Judicial interviewing may be best reserved for cases moving towards trial preparation where the judge is given the opportunity to speak with the child to understand issues from the child’s point of view and to have a better understanding of the factors of the case to determine when a trial should proceed.

Given that only a small fraction of families remain involved in litigation over time and since many of them will resolve their disputes within the first year of the initial application to the courts, it is foreseeable that the child’s testimony will not play a significant role in advancing the children’s views. Despite the many safeguards put in place to protect children from the challenges of providing testimony in court, children’s testimony in court should be considered the last resort. This method should only be used when no other means of including children’s voices seem reasonable for the children to share their experiences.

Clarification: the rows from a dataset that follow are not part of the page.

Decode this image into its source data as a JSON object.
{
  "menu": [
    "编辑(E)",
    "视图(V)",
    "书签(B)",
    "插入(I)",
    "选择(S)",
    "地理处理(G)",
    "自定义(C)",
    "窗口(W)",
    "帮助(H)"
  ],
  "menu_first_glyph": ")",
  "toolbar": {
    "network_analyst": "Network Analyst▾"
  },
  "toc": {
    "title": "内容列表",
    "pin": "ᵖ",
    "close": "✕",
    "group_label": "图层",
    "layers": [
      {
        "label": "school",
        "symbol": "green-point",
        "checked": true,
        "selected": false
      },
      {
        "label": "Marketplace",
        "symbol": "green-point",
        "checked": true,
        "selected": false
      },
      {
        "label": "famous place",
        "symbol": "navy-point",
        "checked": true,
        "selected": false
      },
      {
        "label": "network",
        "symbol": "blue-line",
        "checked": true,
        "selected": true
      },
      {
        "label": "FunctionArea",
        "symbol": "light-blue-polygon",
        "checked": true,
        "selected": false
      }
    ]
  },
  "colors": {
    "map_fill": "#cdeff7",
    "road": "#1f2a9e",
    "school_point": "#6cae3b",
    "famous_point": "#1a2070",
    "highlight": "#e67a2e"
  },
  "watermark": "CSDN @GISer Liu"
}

Once a court has made an order, the family may still benefit from family justice services to assist in meeting the expectations set out in the order. Child-inclusive parenting coordination is a dispute resolution method for assisting families to manage their court orders while integrating the voices of the children within the parenting coordination process. Although not all parenting coordinators use a child-inclusive approach, those who do can provide children with ongoing opportunities to express their views and report any changes as they continue to grow and develop within the parenting plans.

For some children, the only safe means for maintaining a relationship with a parent will be with the use of supervised access and exchange, particularly if there has been a history of violence and/or abuse. Based in part on the recent research about the importance of including children’s voices in supervised access and exchange programs, most programs that offer these services have protocols for hearing children’s voices. With the use of child orientation activities at the beginning of the service and constant feedback from the children throughout their involvement, children have opportunities to be part of decisions about how they use these services and to what benefit.

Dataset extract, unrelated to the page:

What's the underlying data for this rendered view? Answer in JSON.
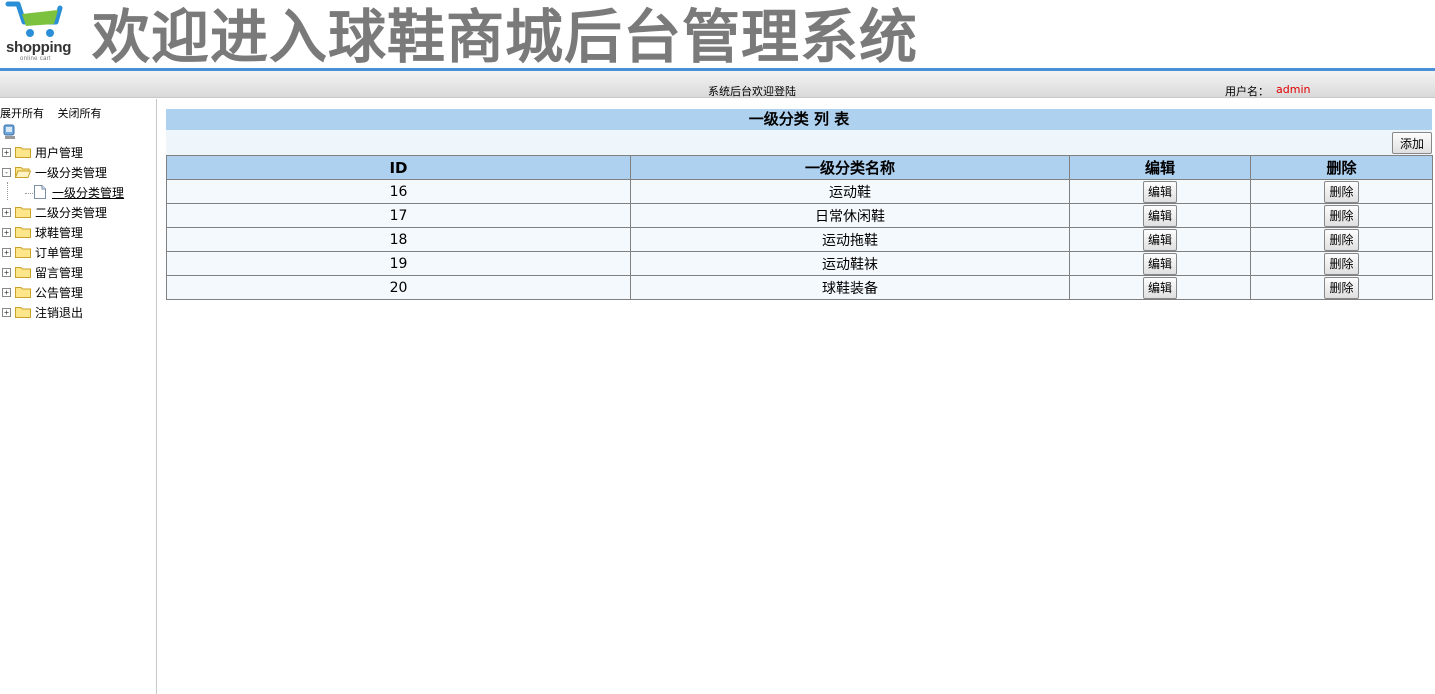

With the heightened awareness of the need to include children’s voices in decisions that affect them, there is now a range of options for hearing children’s voices both within court-based services and prior to families coming into the family justice system. While there is no one-size-fits-all for hearing the voices of children post-separation and divorce, mental health and legal professionals have several options when selecting among the methods for hearing children’s voices both inside and outside the court.

The review of these methods suggests that no one approach guarantees that children’s voices will be considered when decisions are being made that affect them. Choosing the right method based on the family’s involvement in the family justice system can help to facilitate children’s voices by connecting families to the most appropriate services. Special considerations need to explore the suitability and accessibility of the method, including the family’s income and the cost that may be associated with these approaches. These considerations are especially important when child-inclusive approaches involve extra cost for including a child specialist within traditional methods (e.g., the cost of hiring a child specialist to meet with the child within child-inclusive mediation). Other considerations include the children’s age and developmental stage, including any special needs for acquiring the capacity to share their views about the parenting plan, the level of conflict between the parents and whether the child is capable of expressing an independent voice free from the pressures of a parent.